|A sign hanging at Oscar's in Pacific Beach|
I should begin by saying that I'm not really a "dog person", nor a "people person", for that matter. That's not to say I don't inherently like dogs or people, it's that I'm selective and prefer that a dog or a person be clean, somewhat quiet, nicely groomed and well mannered, especially if I have to dine near them. Now, as the subject of this post suggests, I'm perturbed by the bring-your-dogs-everywhere-and-claim-they-are-service-animals trend that is pervading San Diego and beyond. It's totally, completely, ridiculously, offensively out of control, and unfortunately for everyone else like me, the law is on the side of the canine-obsessed. Here I break down the service animal situation so that public businesses are aware and, conversely and completely unintentionally, so that the cheaters can cheat with even greater ease.
|Brody "Pop Pop" Lewis|
Now before you start blasting me, let's get this straight: I have absolutely no issue with true service dogs - those that are performing some necessary task for their physically-disabled and/or seriously emotionally plagued human.
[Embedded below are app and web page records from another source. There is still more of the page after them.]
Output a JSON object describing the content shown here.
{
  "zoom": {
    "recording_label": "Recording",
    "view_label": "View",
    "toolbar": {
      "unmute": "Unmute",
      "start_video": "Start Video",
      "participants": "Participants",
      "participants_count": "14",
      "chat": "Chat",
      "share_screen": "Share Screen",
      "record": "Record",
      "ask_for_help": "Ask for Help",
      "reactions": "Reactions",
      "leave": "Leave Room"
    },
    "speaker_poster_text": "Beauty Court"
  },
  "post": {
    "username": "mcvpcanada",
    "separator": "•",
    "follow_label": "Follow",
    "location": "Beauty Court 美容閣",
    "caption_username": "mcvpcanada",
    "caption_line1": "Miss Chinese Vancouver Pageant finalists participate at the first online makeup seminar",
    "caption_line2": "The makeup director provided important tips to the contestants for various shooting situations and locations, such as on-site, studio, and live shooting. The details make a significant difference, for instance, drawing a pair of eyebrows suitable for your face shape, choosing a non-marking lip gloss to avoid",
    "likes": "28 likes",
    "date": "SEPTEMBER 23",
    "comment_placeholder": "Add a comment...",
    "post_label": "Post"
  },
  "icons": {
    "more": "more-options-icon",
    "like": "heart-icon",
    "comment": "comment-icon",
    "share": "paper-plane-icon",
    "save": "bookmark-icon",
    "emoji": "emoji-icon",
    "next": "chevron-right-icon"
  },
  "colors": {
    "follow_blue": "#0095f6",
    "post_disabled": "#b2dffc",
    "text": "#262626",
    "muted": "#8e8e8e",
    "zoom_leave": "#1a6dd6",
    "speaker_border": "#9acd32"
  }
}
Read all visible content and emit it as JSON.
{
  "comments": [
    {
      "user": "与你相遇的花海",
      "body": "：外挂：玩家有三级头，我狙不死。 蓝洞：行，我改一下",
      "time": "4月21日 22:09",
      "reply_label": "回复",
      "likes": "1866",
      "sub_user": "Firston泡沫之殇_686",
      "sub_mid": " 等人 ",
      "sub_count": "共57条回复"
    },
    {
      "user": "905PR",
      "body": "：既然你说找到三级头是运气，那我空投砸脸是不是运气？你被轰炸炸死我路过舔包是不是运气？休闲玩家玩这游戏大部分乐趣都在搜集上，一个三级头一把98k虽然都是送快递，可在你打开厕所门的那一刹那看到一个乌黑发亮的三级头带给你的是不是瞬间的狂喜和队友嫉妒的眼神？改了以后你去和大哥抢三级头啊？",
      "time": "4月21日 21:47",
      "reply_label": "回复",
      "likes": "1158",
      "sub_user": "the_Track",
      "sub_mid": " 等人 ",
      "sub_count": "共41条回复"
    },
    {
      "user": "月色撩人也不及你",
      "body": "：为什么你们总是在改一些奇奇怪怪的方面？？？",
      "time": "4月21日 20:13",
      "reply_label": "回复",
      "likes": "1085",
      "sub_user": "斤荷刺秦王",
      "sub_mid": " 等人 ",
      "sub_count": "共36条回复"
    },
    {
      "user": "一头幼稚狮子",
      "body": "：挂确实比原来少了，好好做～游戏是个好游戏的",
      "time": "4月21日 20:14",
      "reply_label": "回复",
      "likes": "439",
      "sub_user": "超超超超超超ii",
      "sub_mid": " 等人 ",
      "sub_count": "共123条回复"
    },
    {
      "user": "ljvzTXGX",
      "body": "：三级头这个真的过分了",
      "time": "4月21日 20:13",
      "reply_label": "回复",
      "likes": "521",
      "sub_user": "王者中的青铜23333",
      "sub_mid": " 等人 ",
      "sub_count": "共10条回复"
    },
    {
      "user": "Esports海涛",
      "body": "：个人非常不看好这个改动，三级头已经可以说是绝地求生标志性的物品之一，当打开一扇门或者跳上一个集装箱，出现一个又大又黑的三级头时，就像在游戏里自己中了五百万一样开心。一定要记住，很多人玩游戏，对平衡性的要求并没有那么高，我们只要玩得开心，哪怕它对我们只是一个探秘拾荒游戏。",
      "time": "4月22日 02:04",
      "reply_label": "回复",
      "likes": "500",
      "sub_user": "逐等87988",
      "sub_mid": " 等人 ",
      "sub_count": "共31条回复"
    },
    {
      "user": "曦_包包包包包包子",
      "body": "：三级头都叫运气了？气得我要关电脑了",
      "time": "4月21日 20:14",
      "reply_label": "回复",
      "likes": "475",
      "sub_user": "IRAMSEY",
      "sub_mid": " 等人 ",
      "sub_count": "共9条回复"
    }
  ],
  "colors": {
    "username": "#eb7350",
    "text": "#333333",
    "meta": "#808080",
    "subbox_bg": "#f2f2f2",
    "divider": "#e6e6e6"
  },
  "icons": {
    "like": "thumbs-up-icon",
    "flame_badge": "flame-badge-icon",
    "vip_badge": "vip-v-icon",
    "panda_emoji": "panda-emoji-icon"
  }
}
If a person is blind, deaf, in need of a medical alert, has serious PTSD, or has any other serious health issue for which a dog reasonably may provide assistance, then of course they should be entitled to bring their professionally trained canine along. But let's be real, about 90% of those touting their animals 'service dogs' are full of it, and they are abusing a privilege that was meant to grant access to those in serious need. Even the law seems far too expansive with regard to what afflictions may require a service animal and what constitutes an adequately trained dog, allowing for these fraudulent abuses to take place on a pervasive scale.
So how does a dog or mini-horse become a service animal? Is it an extensive multi-year program akin to a human becoming a therapist? Nope. While various online sites offer the accreditation for a small fee, like this one here, the sole legal requirement for a service animal is that it be "individually trained to benefit the person with a covered disability." The animal doesn't even have to be trained by a professional, rather it may be 'trained' by a neighbor, friend, local transient, a family member, or even the person with the alleged disability. It does not have to be tested or registered, it does not have to wear a special tag or vest, or be identified at all as a service animal. Yes, true service dogs must undergo extensive training to perform their functions, but that is not what I'm discussing here. I'm talking about "service" dogs NOT service dogs.
California and federal law, businesses that serve the general public, such as restaurants, hotels, retail stores, taxicabs, theaters, concert halls, and sports facilities, may only ask two questions when someone brings their pup or mini-horse into their establishment: “Is this a service animal for a disability?” (do not dare ask specifics about the disability!) AND “What service is it trained to perform?” Any inquiry beyond those two questions and the business may expose themselves to possible civil litigation and criminal fines (up to $2,500 in CA). The public place cannot require and it is not advisable that they even ask a person to prove that their dog is a service animal. Although those lying about a service dog may be charged with a criminal misdemeanor punishable by a fine of up to $1,000 (and/or up to six months imprisonment), who is actually enforcing this and how?
|Service dogs EVERYWHERE!|
|Not sure that's actually a fact.|
So what's the problem with dogs being permitted in public places, specifically restaurants, anyway? It's been going on forever in Europe, you know. If it doesn't hurt anybody, blah blah blah. Personally, my biggest problem with it is CLEANLINESS. And I don't want to hear anything like "dogs' mouths are cleaner than humans" or "my dog is cleaner and better behaved than your kid." Nonsense. Dogs are trekking all over town, pooping and peeing in public with their bare feet, stomping around the streets, sniffing and licking garbage, other dogs' butts, possibly eating feces, and who knows what else. Furthermore, are you familiar with people having allergies to dogs? People that are anxious around dogs? Who is protecting these people?
I welcome any thoughts and comments on this issue. Please email us at firstname.lastname@example.org and check out the links below for more information.